• _The problem_:
Lines in the records below that contain the word "zvbgeq" must each be copied.

====== Supplied information

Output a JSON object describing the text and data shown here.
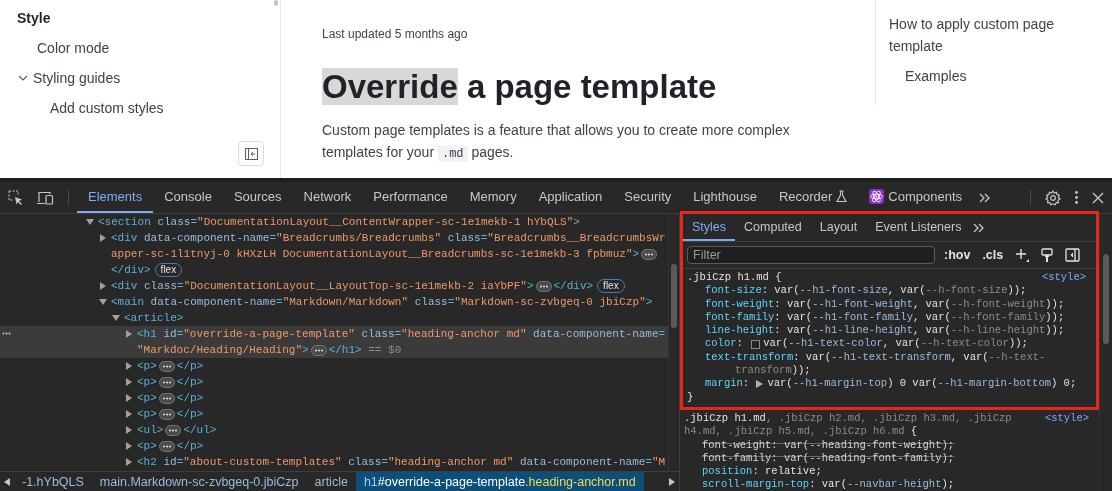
{
  "sidebar": {
    "section": "Style",
    "items": [
      {
        "label": "Color mode",
        "kind": "link"
      },
      {
        "label": "Styling guides",
        "kind": "group",
        "expanded": true,
        "children": [
          {
            "label": "Add custom styles"
          }
        ]
      }
    ]
  },
  "page": {
    "updated": "Last updated 5 months ago",
    "title_parts": [
      {
        "text": "Override",
        "selected": true
      },
      {
        "text": " a page template",
        "selected": false
      }
    ],
    "intro": [
      {
        "kind": "text",
        "text": "Custom page templates is a feature that allows you to create more complex templates for your "
      },
      {
        "kind": "code",
        "text": ".md"
      },
      {
        "kind": "text",
        "text": " pages."
      }
    ]
  },
  "toc": [
    {
      "label": "How to apply custom page template",
      "children": [
        {
          "label": "Examples"
        }
      ]
    }
  ],
  "devtools": {
    "tabs": [
      {
        "label": "Elements",
        "kind": "text",
        "selected": true
      },
      {
        "label": "Console",
        "kind": "text",
        "selected": false
      },
      {
        "label": "Sources",
        "kind": "text",
        "selected": false
      },
      {
        "label": "Network",
        "kind": "text",
        "selected": false
      },
      {
        "label": "Performance",
        "kind": "text",
        "selected": false
      },
      {
        "label": "Memory",
        "kind": "text",
        "selected": false
      },
      {
        "label": "Application",
        "kind": "text",
        "selected": false
      },
      {
        "label": "Security",
        "kind": "text",
        "selected": false
      },
      {
        "label": "Lighthouse",
        "kind": "text",
        "selected": false
      },
      {
        "label": "Recorder",
        "kind": "experimental",
        "selected": false
      },
      {
        "label": "Components",
        "kind": "extension",
        "selected": false
      }
    ],
    "tree": [
      {
        "expanded": true,
        "selected": false,
        "lines": [
          [
            {
              "kind": "tag",
              "text": "<section"
            },
            {
              "kind": "attr",
              "text": " class"
            },
            {
              "kind": "tag",
              "text": "="
            },
            {
              "kind": "value",
              "text": "\"DocumentationLayout__ContentWrapper-sc-1e1mekb-1 hYbQLS\""
            },
            {
              "kind": "tag",
              "text": ">"
            }
          ]
        ],
        "children": [
          {
            "expanded": false,
            "selected": false,
            "lines": [
              [
                {
                  "kind": "tag",
                  "text": "<div"
                },
                {
                  "kind": "attr",
                  "text": " data-component-name"
                },
                {
                  "kind": "tag",
                  "text": "="
                },
                {
                  "kind": "value",
                  "text": "\"Breadcrumbs/Breadcrumbs\""
                },
                {
                  "kind": "attr",
                  "text": " class"
                },
                {
                  "kind": "tag",
                  "text": "="
                },
                {
                  "kind": "value",
                  "text": "\"Breadcrumbs__BreadcrumbsWr"
                }
              ],
              [
                {
                  "kind": "value",
                  "text": "apper-sc-1l1tnyj-0 kHXzLH DocumentationLayout__Breadcrumbs-sc-1e1mekb-3 fpbmuz\""
                },
                {
                  "kind": "tag",
                  "text": ">"
                },
                {
                  "kind": "ellipsis"
                }
              ],
              [
                {
                  "kind": "tag",
                  "text": "</div>"
                },
                {
                  "kind": "badge",
                  "text": "flex"
                }
              ]
            ]
          },
          {
            "expanded": false,
            "selected": false,
            "lines": [
              [
                {
                  "kind": "tag",
                  "text": "<div"
                },
                {
                  "kind": "attr",
                  "text": " class"
                },
                {
                  "kind": "tag",
                  "text": "="
                },
                {
                  "kind": "value",
                  "text": "\"DocumentationLayout__LayoutTop-sc-1e1mekb-2 iaYbPF\""
                },
                {
                  "kind": "tag",
                  "text": ">"
                },
                {
                  "kind": "ellipsis"
                },
                {
                  "kind": "tag",
                  "text": "</div>"
                },
                {
                  "kind": "badge",
                  "text": "flex"
                }
              ]
            ]
          },
          {
            "expanded": true,
            "selected": false,
            "lines": [
              [
                {
                  "kind": "tag",
                  "text": "<main"
                },
                {
                  "kind": "attr",
                  "text": " data-component-name"
                },
                {
                  "kind": "tag",
                  "text": "="
                },
                {
                  "kind": "value",
                  "text": "\"Markdown/Markdown\""
                },
                {
                  "kind": "attr",
                  "text": " class"
                },
                {
                  "kind": "tag",
                  "text": "="
                },
                {
                  "kind": "value",
                  "text": "\"Markdown-sc-zvbgeq-0 jbiCzp\""
                },
                {
                  "kind": "tag",
                  "text": ">"
                }
              ]
            ],
            "children": [
              {
                "expanded": true,
                "selected": false,
                "lines": [
                  [
                    {
                      "kind": "tag",
                      "text": "<article>"
                    }
                  ]
                ],
                "children": [
                  {
                    "expanded": false,
                    "selected": true,
                    "lines": [
                      [
                        {
                          "kind": "tag",
                          "text": "<h1"
                        },
                        {
                          "kind": "attr",
                          "text": " id"
                        },
                        {
                          "kind": "tag",
                          "text": "="
                        },
                        {
                          "kind": "value",
                          "text": "\"override-a-page-template\""
                        },
                        {
                          "kind": "attr",
                          "text": " class"
                        },
                        {
                          "kind": "tag",
                          "text": "="
                        },
                        {
                          "kind": "value",
                          "text": "\"heading-anchor md\""
                        },
                        {
                          "kind": "attr",
                          "text": " data-component-name"
                        },
                        {
                          "kind": "tag",
                          "text": "="
                        }
                      ],
                      [
                        {
                          "kind": "value",
                          "text": "\"Markdoc/Heading/Heading\""
                        },
                        {
                          "kind": "tag",
                          "text": ">"
                        },
                        {
                          "kind": "ellipsis"
                        },
                        {
                          "kind": "tag",
                          "text": "</h1>"
                        },
                        {
                          "kind": "dim",
                          "text": " == $0"
                        }
                      ]
                    ]
                  },
                  {
                    "expanded": false,
                    "selected": false,
                    "lines": [
                      [
                        {
                          "kind": "tag",
                          "text": "<p>"
                        },
                        {
                          "kind": "ellipsis"
                        },
                        {
                          "kind": "tag",
                          "text": "</p>"
                        }
                      ]
                    ]
                  },
                  {
                    "expanded": false,
                    "selected": false,
                    "lines": [
                      [
                        {
                          "kind": "tag",
                          "text": "<p>"
                        },
                        {
                          "kind": "ellipsis"
                        },
                        {
                          "kind": "tag",
                          "text": "</p>"
                        }
                      ]
                    ]
                  },
                  {
                    "expanded": false,
                    "selected": false,
                    "lines": [
                      [
                        {
                          "kind": "tag",
                          "text": "<p>"
                        },
                        {
                          "kind": "ellipsis"
                        },
                        {
                          "kind": "tag",
                          "text": "</p>"
                        }
                      ]
                    ]
                  },
                  {
                    "expanded": false,
                    "selected": false,
                    "lines": [
                      [
                        {
                          "kind": "tag",
                          "text": "<p>"
                        },
                        {
                          "kind": "ellipsis"
                        },
                        {
                          "kind": "tag",
                          "text": "</p>"
                        }
                      ]
                    ]
                  },
                  {
                    "expanded": false,
                    "selected": false,
                    "lines": [
                      [
                        {
                          "kind": "tag",
                          "text": "<ul>"
                        },
                        {
                          "kind": "ellipsis"
                        },
                        {
                          "kind": "tag",
                          "text": "</ul>"
                        }
                      ]
                    ]
                  },
                  {
                    "expanded": false,
                    "selected": false,
                    "lines": [
                      [
                        {
                          "kind": "tag",
                          "text": "<p>"
                        },
                        {
                          "kind": "ellipsis"
                        },
                        {
                          "kind": "tag",
                          "text": "</p>"
                        }
                      ]
                    ]
                  },
                  {
                    "expanded": false,
                    "selected": false,
                    "lines": [
                      [
                        {
                          "kind": "tag",
                          "text": "<h2"
                        },
                        {
                          "kind": "attr",
                          "text": " id"
                        },
                        {
                          "kind": "tag",
                          "text": "="
                        },
                        {
                          "kind": "value",
                          "text": "\"about-custom-templates\""
                        },
                        {
                          "kind": "attr",
                          "text": " class"
                        },
                        {
                          "kind": "tag",
                          "text": "="
                        },
                        {
                          "kind": "value",
                          "text": "\"heading-anchor md\""
                        },
                        {
                          "kind": "attr",
                          "text": " data-component-name"
                        },
                        {
                          "kind": "tag",
                          "text": "="
                        },
                        {
                          "kind": "value",
                          "text": "\"M"
                        }
                      ]
                    ]
                  }
                ]
              }
            ]
          }
        ]
      }
    ],
    "breadcrumbs": [
      {
        "selected": false,
        "parts": [
          {
            "kind": "cls",
            "text": "-1.hYbQLS"
          }
        ]
      },
      {
        "selected": false,
        "parts": [
          {
            "kind": "tag",
            "text": "main"
          },
          {
            "kind": "cls",
            "text": ".Markdown-sc-zvbgeq-0.jbiCzp"
          }
        ]
      },
      {
        "selected": false,
        "parts": [
          {
            "kind": "tag",
            "text": "article"
          }
        ]
      },
      {
        "selected": true,
        "parts": [
          {
            "kind": "tag",
            "text": "h1"
          },
          {
            "kind": "id",
            "text": "#override-a-page-template"
          },
          {
            "kind": "cls",
            "text": ".heading-anchor.md"
          }
        ]
      }
    ],
    "styles": {
      "highlighted": true,
      "tabs": [
        {
          "label": "Styles",
          "selected": true
        },
        {
          "label": "Computed",
          "selected": false
        },
        {
          "label": "Layout",
          "selected": false
        },
        {
          "label": "Event Listeners",
          "selected": false
        }
      ],
      "filter": {
        "placeholder": "Filter"
      },
      "actions": [
        ":hov",
        ".cls"
      ],
      "rules": [
        {
          "source": "<style>",
          "selector_lines": [
            [
              {
                "kind": "match",
                "text": ".jbiCzp h1.md"
              },
              {
                "kind": "text",
                "text": " {"
              }
            ]
          ],
          "closing": "}",
          "declarations": [
            {
              "overridden": false,
              "lines": [
                [
                  {
                    "kind": "prop",
                    "text": "font-size"
                  },
                  {
                    "kind": "text",
                    "text": ": var("
                  },
                  {
                    "kind": "var",
                    "text": "--h1-font-size"
                  },
                  {
                    "kind": "text",
                    "text": ", var("
                  },
                  {
                    "kind": "dim",
                    "text": "--h-font-size"
                  },
                  {
                    "kind": "text",
                    "text": "));"
                  }
                ]
              ]
            },
            {
              "overridden": false,
              "lines": [
                [
                  {
                    "kind": "prop",
                    "text": "font-weight"
                  },
                  {
                    "kind": "text",
                    "text": ": var("
                  },
                  {
                    "kind": "var",
                    "text": "--h1-font-weight"
                  },
                  {
                    "kind": "text",
                    "text": ", var("
                  },
                  {
                    "kind": "dim",
                    "text": "--h-font-weight"
                  },
                  {
                    "kind": "text",
                    "text": "));"
                  }
                ]
              ]
            },
            {
              "overridden": false,
              "lines": [
                [
                  {
                    "kind": "prop",
                    "text": "font-family"
                  },
                  {
                    "kind": "text",
                    "text": ": var("
                  },
                  {
                    "kind": "var",
                    "text": "--h1-font-family"
                  },
                  {
                    "kind": "text",
                    "text": ", var("
                  },
                  {
                    "kind": "dim",
                    "text": "--h-font-family"
                  },
                  {
                    "kind": "text",
                    "text": "));"
                  }
                ]
              ]
            },
            {
              "overridden": false,
              "lines": [
                [
                  {
                    "kind": "prop",
                    "text": "line-height"
                  },
                  {
                    "kind": "text",
                    "text": ": var("
                  },
                  {
                    "kind": "var",
                    "text": "--h1-line-height"
                  },
                  {
                    "kind": "text",
                    "text": ", var("
                  },
                  {
                    "kind": "dim",
                    "text": "--h-line-height"
                  },
                  {
                    "kind": "text",
                    "text": "));"
                  }
                ]
              ]
            },
            {
              "overridden": false,
              "lines": [
                [
                  {
                    "kind": "prop",
                    "text": "color"
                  },
                  {
                    "kind": "text",
                    "text": ": "
                  },
                  {
                    "kind": "swatch"
                  },
                  {
                    "kind": "text",
                    "text": "var("
                  },
                  {
                    "kind": "var",
                    "text": "--h1-text-color"
                  },
                  {
                    "kind": "text",
                    "text": ", var("
                  },
                  {
                    "kind": "dim",
                    "text": "--h-text-color"
                  },
                  {
                    "kind": "text",
                    "text": "));"
                  }
                ]
              ]
            },
            {
              "overridden": false,
              "lines": [
                [
                  {
                    "kind": "prop",
                    "text": "text-transform"
                  },
                  {
                    "kind": "text",
                    "text": ": var("
                  },
                  {
                    "kind": "var",
                    "text": "--h1-text-transform"
                  },
                  {
                    "kind": "text",
                    "text": ", var("
                  },
                  {
                    "kind": "dim",
                    "text": "--h-text-"
                  }
                ],
                [
                  {
                    "kind": "dim",
                    "text": "transform"
                  },
                  {
                    "kind": "text",
                    "text": "));"
                  }
                ]
              ]
            },
            {
              "overridden": false,
              "lines": [
                [
                  {
                    "kind": "prop",
                    "text": "margin"
                  },
                  {
                    "kind": "text",
                    "text": ": "
                  },
                  {
                    "kind": "arrow"
                  },
                  {
                    "kind": "text",
                    "text": "var("
                  },
                  {
                    "kind": "var",
                    "text": "--h1-margin-top"
                  },
                  {
                    "kind": "text",
                    "text": ") 0 var("
                  },
                  {
                    "kind": "var",
                    "text": "--h1-margin-bottom"
                  },
                  {
                    "kind": "text",
                    "text": ") 0;"
                  }
                ]
              ]
            }
          ]
        },
        {
          "source": "<style>",
          "selector_lines": [
            [
              {
                "kind": "match",
                "text": ".jbiCzp h1.md"
              },
              {
                "kind": "nomatch",
                "text": ", .jbiCzp h2.md, .jbiCzp h3.md, .jbiCzp"
              }
            ],
            [
              {
                "kind": "nomatch",
                "text": "h4.md, .jbiCzp h5.md, .jbiCzp h6.md"
              },
              {
                "kind": "text",
                "text": " {"
              }
            ]
          ],
          "declarations": [
            {
              "overridden": true,
              "lines": [
                [
                  {
                    "kind": "prop",
                    "text": "font-weight"
                  },
                  {
                    "kind": "text",
                    "text": ": var("
                  },
                  {
                    "kind": "var",
                    "text": "--heading-font-weight"
                  },
                  {
                    "kind": "text",
                    "text": ");"
                  }
                ]
              ]
            },
            {
              "overridden": true,
              "lines": [
                [
                  {
                    "kind": "prop",
                    "text": "font-family"
                  },
                  {
                    "kind": "text",
                    "text": ": var("
                  },
                  {
                    "kind": "var",
                    "text": "--heading-font-family"
                  },
                  {
                    "kind": "text",
                    "text": ");"
                  }
                ]
              ]
            },
            {
              "overridden": false,
              "lines": [
                [
                  {
                    "kind": "prop",
                    "text": "position"
                  },
                  {
                    "kind": "text",
                    "text": ": relative;"
                  }
                ]
              ]
            },
            {
              "overridden": false,
              "lines": [
                [
                  {
                    "kind": "prop",
                    "text": "scroll-margin-top"
                  },
                  {
                    "kind": "text",
                    "text": ": var("
                  },
                  {
                    "kind": "var",
                    "text": "--navbar-height"
                  },
                  {
                    "kind": "text",
                    "text": ");"
                  }
                ]
              ]
            }
          ]
        }
      ]
    }
  }
}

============

• _Solution for this problem_:
                  "text": "\"Markdown-sc-zvbgeq-0 jbiCzp\""
            "text": ".Markdown-sc-zvbgeq-0.jbiCzp"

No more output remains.